In directly promoting PLM to pharmaceutical companies, Pope Woodhead advise that the use of PLM data confers certain advantages and opportunities for industry, regulators and payers including
a) Patient access: One of the more obvious benefits of such a web-based platform is that patients can be recruited to clinical trials or selected post-approval studies at a fraction of the cost and time compared to traditional means
b) Adherence and persistence: Engaging with and properly educating patients through a one-stop, controllable web-based PRO/ADR reporting platform will lead to better adherence and persistence on therapy, influencing treatment outcomes and data quality directly.
c) Patient monitoring: Before patients are enrolled in either a clinical trial or for a post-approval study, it is possible to monitor their adherence, persistence and medical indicators, ensuring a best fit for a trial or study.
d) Safety data: High quality data generation will lead to additional and more cost-effective Phase IV/post-approval insights, particularly in the field of subjective diseases, or, where tests (blood pressure, body temperature, glucose level) can be collected by the patient at home
In the disclosure statement for the PROSPER guidelines, the consortium members who are employees of Pope Woodhead and PatientsLikeMe declare conflicts of interest related to their employment, the holding of stock grants received, and having provided consultancy to multiple global pharmaceutical companies.
The PROSPER guidelines quite clearly promote the commercial interests of Pope Woodhead and PLM with the gathering of patient data such as that collected by PLM being embedded in the guidelines.
The PROSPER guidelines are a paid-for pitch by two commercial companies to have the data they collect from patients included in the regulatory framework for drug approvals and so increase its utility to pharmaceutical companies and profitability.
That would be fine, if the WHO hadn’t dressed them up as something completely different – objective, evidence-based, patient-centric guidelines.
Throughout the report, patients are mere providers of data, not partners in developing guidelines to ensure that data informs patient safety. Their involvement is nowhere near representing an active voice for patients in decision making around the appropriate use of their adverse event data.
It is nothing short of betrayal for the global agency responsible for protecting and promoting the health of the citizens of the world to participate and promote guidelines that state
Patient-centeredness and patient safety are emerging as core elements of any responsive health system.
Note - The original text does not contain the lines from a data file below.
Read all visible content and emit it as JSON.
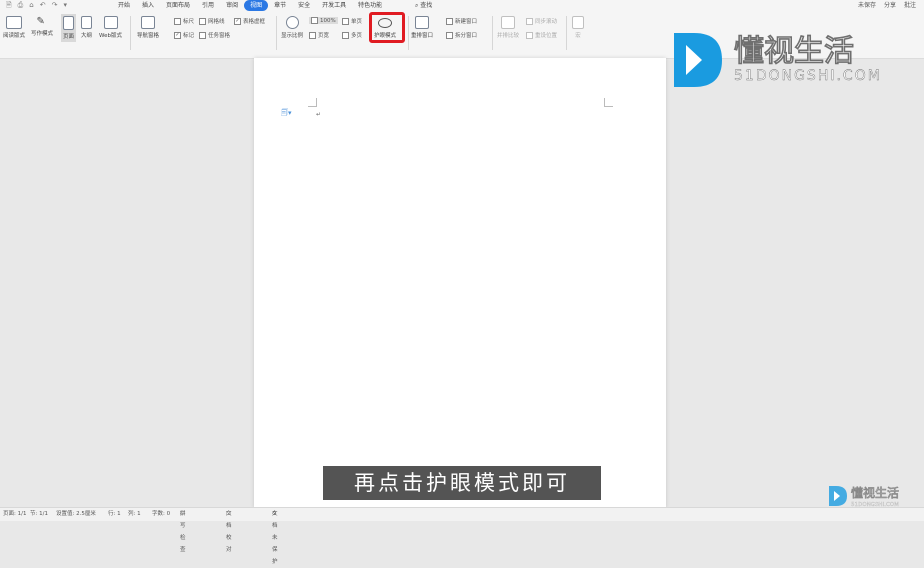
{
  "menu": {
    "items": [
      "开始",
      "插入",
      "页面布局",
      "引用",
      "审阅",
      "视图",
      "章节",
      "安全",
      "开发工具",
      "特色功能"
    ],
    "search": "查找",
    "right": [
      "未保存",
      "分享",
      "批注"
    ]
  },
  "ribbon": {
    "read_mode": "阅读版式",
    "write_mode": "写作模式",
    "page_view": "页面",
    "outline": "大纲",
    "web_layout": "Web版式",
    "nav_pane": "导航窗格",
    "ruler": "标尺",
    "gridlines": "网格线",
    "table_lines": "表格虚框",
    "markup": "标记",
    "task_pane": "任务窗格",
    "zoom": "显示比例",
    "zoom_value": "100%",
    "page_width": "页宽",
    "single_page": "单页",
    "multi_page": "多页",
    "eye_protection": "护眼模式",
    "rearrange": "重排窗口",
    "new_window": "新建窗口",
    "split_window": "拆分窗口",
    "side_by_side": "并排比较",
    "sync_scroll": "同步滚动",
    "reset_position": "重设位置",
    "macro": "宏"
  },
  "logo": {
    "name": "懂视生活",
    "domain": "51DONGSHI.COM"
  },
  "subtitle": "再点击护眼模式即可",
  "status": {
    "page": "页面: 1/1",
    "section": "节: 1/1",
    "position": "设置值: 2.5厘米",
    "row": "行: 1",
    "col": "列: 1",
    "words": "字数: 0",
    "spell": "拼写检查",
    "doc_check": "文档校对",
    "protect": "文档未保护"
  },
  "colors": {
    "accent": "#2b78e4",
    "highlight": "#e01b22",
    "logo_blue": "#1a9be0"
  }
}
As patients become more activated in their health and healthcare, they support the maxim of ‘‘Nothing about me, without me’’ and expect others involved in their care to engage in shared decision making, so that what matters to the patient is always included3
and yet to exclude any independent patient voice in the development of guidelines on patient reporting of outcomes.
Rather than ‘quietly protecting the health of every person on this planet, every day’ it seems clear that WHO is quietly protecting the interests of pharmaceutical companies and their advisors on planet ‘profit from patients’, every day.
 Bringing patients’ voices into mainstream drug safety monitoring. Uppsala Monitoring Center News. October 25, 2013
 Banerjee, A., Okun, S., Edwards, I.R., Wicks, P., et al; Patient-Reported Outcome Measures in Safety Event Reporting: PROSPER Consortium Guidance. Drug Safety. October, 2013
 NATASHA SINGER When Patients Meet Online, Are There Side Effects? New York Times Published: May 29, 2010